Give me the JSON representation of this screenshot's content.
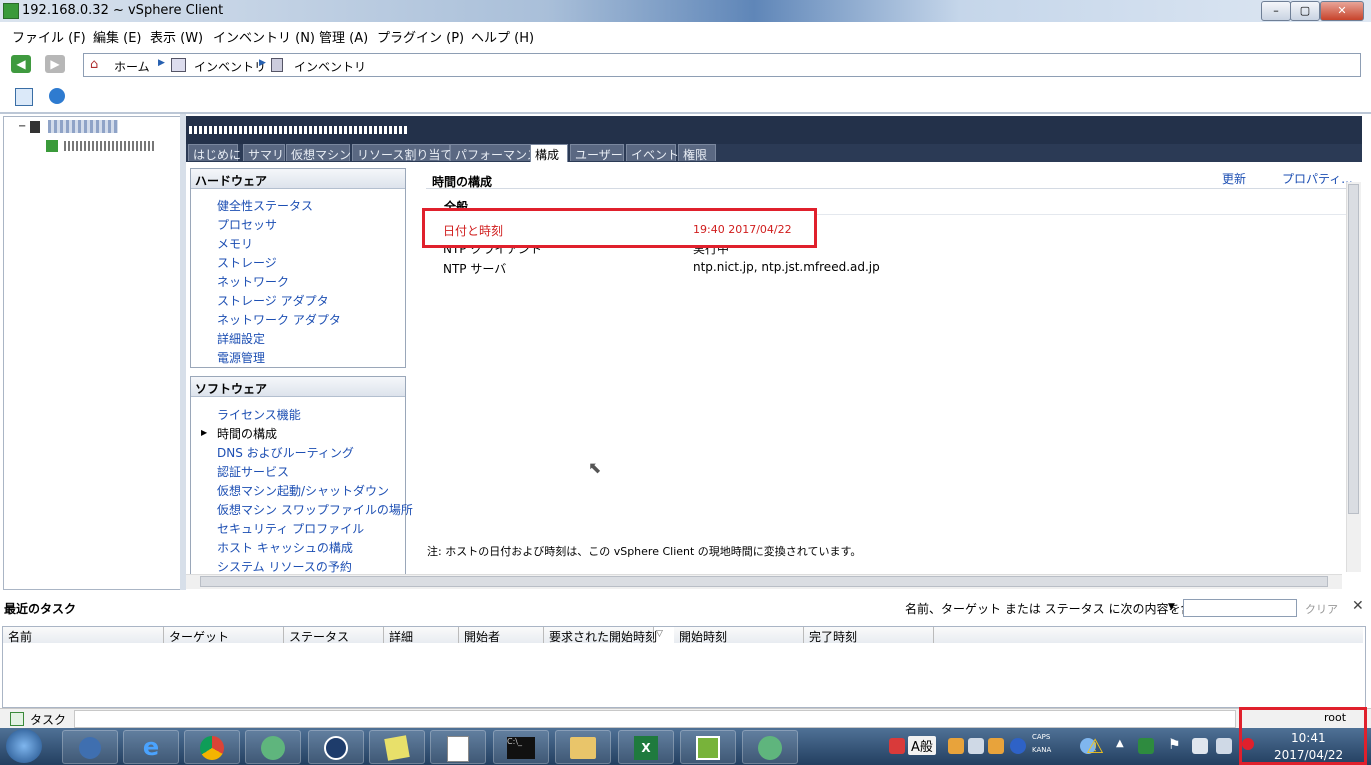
{
  "window": {
    "title": "192.168.0.32 ~ vSphere Client"
  },
  "menu": [
    "ファイル (F)",
    "編集 (E)",
    "表示 (W)",
    "インベントリ (N)",
    "管理 (A)",
    "プラグイン (P)",
    "ヘルプ (H)"
  ],
  "breadcrumb": {
    "home": "ホーム",
    "inventory1": "インベントリ",
    "inventory2": "インベントリ"
  },
  "tabs": [
    "はじめに",
    "サマリ",
    "仮想マシン",
    "リソース割り当て",
    "パフォーマンス",
    "構成",
    "ユーザー",
    "イベント",
    "権限"
  ],
  "hardware": {
    "header": "ハードウェア",
    "items": [
      "健全性ステータス",
      "プロセッサ",
      "メモリ",
      "ストレージ",
      "ネットワーク",
      "ストレージ アダプタ",
      "ネットワーク アダプタ",
      "詳細設定",
      "電源管理"
    ]
  },
  "software": {
    "header": "ソフトウェア",
    "items": [
      "ライセンス機能",
      "時間の構成",
      "DNS およびルーティング",
      "認証サービス",
      "仮想マシン起動/シャットダウン",
      "仮想マシン スワップファイルの場所",
      "セキュリティ プロファイル",
      "ホスト キャッシュの構成",
      "システム リソースの予約"
    ],
    "active_index": 1
  },
  "time_config": {
    "title": "時間の構成",
    "refresh": "更新",
    "properties": "プロパティ...",
    "section": "全般",
    "rows": [
      {
        "label": "日付と時刻",
        "value": "19:40  2017/04/22"
      },
      {
        "label": "NTP クライアント",
        "value": "実行中"
      },
      {
        "label": "NTP サーバ",
        "value": "ntp.nict.jp,  ntp.jst.mfreed.ad.jp"
      }
    ],
    "note": "注: ホストの日付および時刻は、この vSphere Client の現地時間に変換されています。"
  },
  "tasks": {
    "title": "最近のタスク",
    "filter_label": "名前、ターゲット または ステータス に次の内容を含む:",
    "clear": "クリア",
    "columns": [
      "名前",
      "ターゲット",
      "ステータス",
      "詳細",
      "開始者",
      "要求された開始時刻",
      "開始時刻",
      "完了時刻"
    ]
  },
  "statusbar": {
    "tasks_label": "タスク",
    "user": "root"
  },
  "taskbar": {
    "time": "10:41",
    "date": "2017/04/22",
    "ime": "A般",
    "caps": "CAPS",
    "kana": "KANA"
  },
  "colors": {
    "accent": "#e0202c",
    "link": "#1d4fb3"
  }
}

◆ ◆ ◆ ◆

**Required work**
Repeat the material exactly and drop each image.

**Worked solution**
Give me the JSON representation of this screenshot's content.
{
  "window": {
    "title": "192.168.0.32 ~ vSphere Client"
  },
  "menu": [
    "ファイル (F)",
    "編集 (E)",
    "表示 (W)",
    "インベントリ (N)",
    "管理 (A)",
    "プラグイン (P)",
    "ヘルプ (H)"
  ],
  "breadcrumb": {
    "home": "ホーム",
    "inventory1": "インベントリ",
    "inventory2": "インベントリ"
  },
  "tabs": [
    "はじめに",
    "サマリ",
    "仮想マシン",
    "リソース割り当て",
    "パフォーマンス",
    "構成",
    "ユーザー",
    "イベント",
    "権限"
  ],
  "hardware": {
    "header": "ハードウェア",
    "items": [
      "健全性ステータス",
      "プロセッサ",
      "メモリ",
      "ストレージ",
      "ネットワーク",
      "ストレージ アダプタ",
      "ネットワーク アダプタ",
      "詳細設定",
      "電源管理"
    ]
  },
  "software": {
    "header": "ソフトウェア",
    "items": [
      "ライセンス機能",
      "時間の構成",
      "DNS およびルーティング",
      "認証サービス",
      "仮想マシン起動/シャットダウン",
      "仮想マシン スワップファイルの場所",
      "セキュリティ プロファイル",
      "ホスト キャッシュの構成",
      "システム リソースの予約"
    ],
    "active_index": 1
  },
  "time_config": {
    "title": "時間の構成",
    "refresh": "更新",
    "properties": "プロパティ...",
    "section": "全般",
    "rows": [
      {
        "label": "日付と時刻",
        "value": "19:40  2017/04/22"
      },
      {
        "label": "NTP クライアント",
        "value": "実行中"
      },
      {
        "label": "NTP サーバ",
        "value": "ntp.nict.jp,  ntp.jst.mfreed.ad.jp"
      }
    ],
    "note": "注: ホストの日付および時刻は、この vSphere Client の現地時間に変換されています。"
  },
  "tasks": {
    "title": "最近のタスク",
    "filter_label": "名前、ターゲット または ステータス に次の内容を含む:",
    "clear": "クリア",
    "columns": [
      "名前",
      "ターゲット",
      "ステータス",
      "詳細",
      "開始者",
      "要求された開始時刻",
      "開始時刻",
      "完了時刻"
    ]
  },
  "statusbar": {
    "tasks_label": "タスク",
    "user": "root"
  },
  "taskbar": {
    "time": "10:41",
    "date": "2017/04/22",
    "ime": "A般",
    "caps": "CAPS",
    "kana": "KANA"
  },
  "colors": {
    "accent": "#e0202c",
    "link": "#1d4fb3"
  }
}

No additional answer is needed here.